CATALOGUE OF THE LIBRARY OF THE UNITED STATES. TO WHICH IS ANNEXED A COPIOUS INDEX, ALPHABETICALLY ARRANGED.

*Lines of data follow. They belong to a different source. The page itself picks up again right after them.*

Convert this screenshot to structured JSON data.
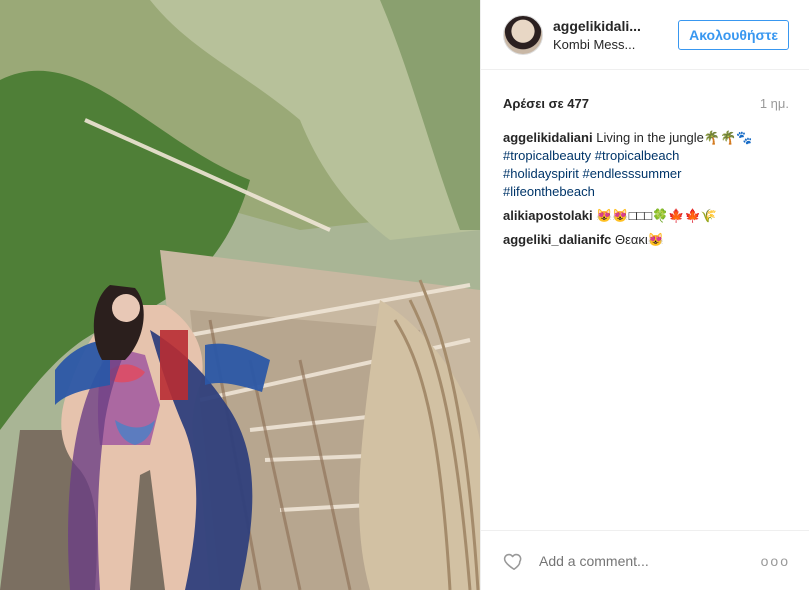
{
  "post": {
    "image_label": "",
    "header": {
      "username": "aggelikidali...",
      "location": "Kombi Mess...",
      "follow_label": "Ακολουθήστε"
    },
    "likes": "Αρέσει σε 477",
    "time": "1 ημ.",
    "caption": {
      "user": "aggelikidaliani",
      "text": "Living in the jungle🌴🌴🐾",
      "tags": [
        "#tropicalbeauty",
        "#tropicalbeach",
        "#holidayspirit",
        "#endlesssummer",
        "#lifeonthebeach"
      ]
    },
    "comments": [
      {
        "user": "alikiapostolaki",
        "text": "😻😻□□□🍀🍁🍁🌾"
      },
      {
        "user": "aggeliki_dalianifc",
        "text": "Θεακι😻"
      }
    ],
    "add_comment_placeholder": "Add a comment...",
    "more_label": "ooo"
  },
  "icons": {
    "heart": "heart-icon",
    "more": "more-options-icon"
  },
  "colors": {
    "accent": "#3897f0",
    "hashtag": "#003569",
    "muted": "#999999"
  }
}
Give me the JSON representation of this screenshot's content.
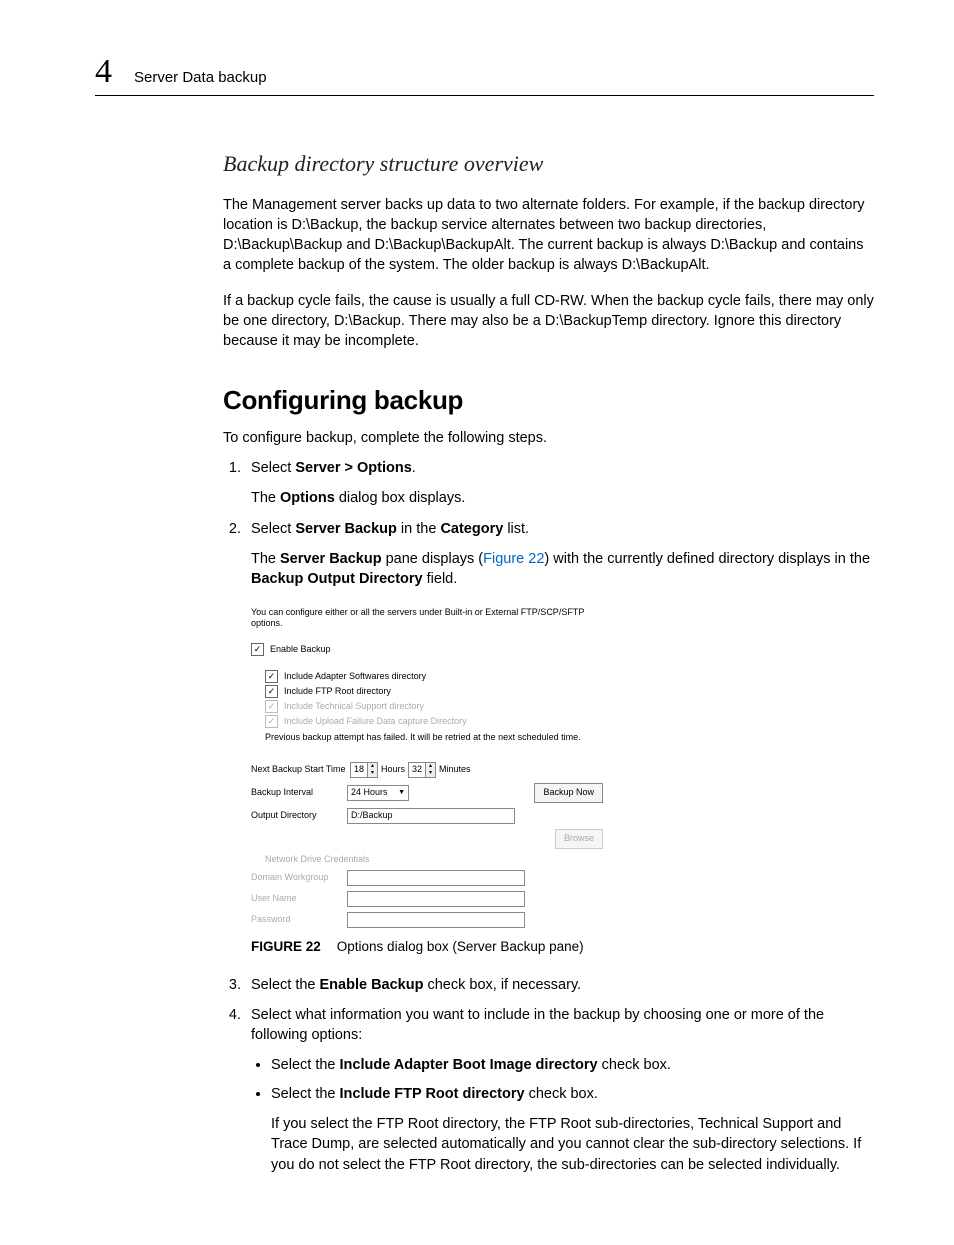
{
  "header": {
    "chapter": "4",
    "title": "Server Data backup"
  },
  "section1": {
    "heading": "Backup directory structure overview",
    "p1": "The Management server backs up data to two alternate folders. For example, if the backup directory location is D:\\Backup, the backup service alternates between two backup directories, D:\\Backup\\Backup and D:\\Backup\\BackupAlt. The current backup is always D:\\Backup and contains a complete backup of the system. The older backup is always D:\\BackupAlt.",
    "p2": "If a backup cycle fails, the cause is usually a full CD-RW. When the backup cycle fails, there may only be one directory, D:\\Backup. There may also be a D:\\BackupTemp directory. Ignore this directory because it may be incomplete."
  },
  "section2": {
    "heading": "Configuring backup",
    "intro": "To configure backup, complete the following steps.",
    "step1a": "Select ",
    "step1b": "Server > Options",
    "step1c": ".",
    "step1res_a": "The ",
    "step1res_b": "Options",
    "step1res_c": " dialog box displays.",
    "step2a": "Select ",
    "step2b": "Server Backup",
    "step2c": " in the ",
    "step2d": "Category",
    "step2e": " list.",
    "step2res_a": "The ",
    "step2res_b": "Server Backup",
    "step2res_c": " pane displays (",
    "step2res_link": "Figure 22",
    "step2res_d": ") with the currently defined directory displays in the ",
    "step2res_e": "Backup Output Directory",
    "step2res_f": " field.",
    "step3a": "Select the ",
    "step3b": "Enable Backup",
    "step3c": " check box, if necessary.",
    "step4": "Select what information you want to include in the backup by choosing one or more of the following options:",
    "step4_b1a": "Select the ",
    "step4_b1b": "Include Adapter Boot Image directory",
    "step4_b1c": " check box.",
    "step4_b2a": "Select the ",
    "step4_b2b": "Include FTP Root directory",
    "step4_b2c": " check box.",
    "step4_b2_extra": "If you select the FTP Root directory, the FTP Root sub-directories, Technical Support and Trace Dump, are selected automatically and you cannot clear the sub-directory selections. If you do not select the FTP Root directory, the sub-directories can be selected individually."
  },
  "figure": {
    "intro": "You can configure either or all the servers under Built-in or External FTP/SCP/SFTP options.",
    "enable": "Enable Backup",
    "inc1": "Include Adapter Softwares directory",
    "inc2": "Include FTP Root directory",
    "inc3": "Include Technical Support directory",
    "inc4": "Include Upload Failure Data capture Directory",
    "warn": "Previous backup attempt has failed. It will be retried at the next scheduled time.",
    "nbst": "Next Backup Start Time",
    "hours_val": "18",
    "hours_lbl": "Hours",
    "mins_val": "32",
    "mins_lbl": "Minutes",
    "interval_lbl": "Backup Interval",
    "interval_val": "24 Hours",
    "backup_now": "Backup Now",
    "outdir_lbl": "Output Directory",
    "outdir_val": "D:/Backup",
    "browse": "Browse",
    "ndc": "Network Drive Credentials",
    "domain": "Domain Workgroup",
    "user": "User Name",
    "pass": "Password",
    "caption_label": "FIGURE 22",
    "caption_text": "Options dialog box (Server Backup pane)"
  }
}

Washington: Printed by Jonathan Elliot, 1815. ,170,xxxii pp. Quarto. Antique-style calf, leather label, gilt. Very minor age-toning and dampstains, one leaf repaired and remargined. A very good copy. This is the famed catalogue of Thomas Jefferson's library as sent to Washington to replace the library consumed by the conflagration of the Capitol in 1814. Jefferson sold the United States his personal library in 1815 for $23,950, an amount estimated to be half the auction value of the books. Jefferson was the intellectual pillar of the new republic, and it was fitting that the library that represented the greatest American political mind should become, in the end, America's library. "The CATALOGUE OF THE LIBRARY OF THE UNITED STATES was prepared by George Watterson, the newly appointed Librarian of Congress, and printed for Congress by Jonathan Elliot in November, 1815. In it each entry was numbered, not serially, but with the number corresponding with Jefferson's shelf-mark. This number was also inserted in the bookplate, purchased from William Elliot in October 1815, and pasted into each volume. The manuscript catalogue written by Jefferson and submitted to Congress for the purposes of the sale (through Samuel Harrison Smith) in 1814, seems to have been the 'fair copy of the Catalogue of my library' which he had made in 1812. This was later taken away by George Watterson and has now disappeared...[Another] catalogue was originally written by Jefferson in 1783, and is so dated by him on the fly-leaf; it was added to and supplemented continuously until the time of the negotiations for the sale in 1814" - Sowerby. The present catalogue differs dramatically in arrangement from Jefferson's original system of classification. Jefferson had organized his library according to a system derived from Book 2 of Francis Bacon's ADVANCEMENT OF LEARNING. Beginning with Bacon's three categories of knowledge (memory, reason, and imagination), Jefferson devised forty-four classes or "chapters." Within chapters, the books were arranged sometimes analytically, sometimes chronologically, or both, and were subjected to further classification by size. While this method served Jefferson well and offered illuminating intellectual bridges between diverse fields, Watterson recognized the difficulty the average patron might have in accessing the books for which he might be searching. To remedy this problem, in the present catalogue Watterson arranged the catalogue alphabetically within each chapter by first word of the title without being prejudiced towards definite and indefinite articles. Both Watterson and Jefferson realized the imperfections of this new system, but once in place it proved too large a task to rectify it. Though many institutions possess copies of the catalogue, it is extremely rare in the market. Until the Eliot-Shattuck copy appeared at Sotheby's in 1999, no copy had appeared at auction in Britain or the United States since 1943. The Eliot-Shattuck copy resold at the Breslaur sale in April 2005 for $57,600. The first printed record of Jefferson's library, the foundation of the Library of Congress, and the best available source for understanding the mind which shaped the democratic tradition in the United States. SOWERBY I, p. ix; V, pp.216-18. SOTHEBY'S SALE 7332 (June 22, 1999), lot 70. SABIN 15564. SHAW & SHOEMAKER 36250.
(Item ID: WRCAM36053) $45,000.00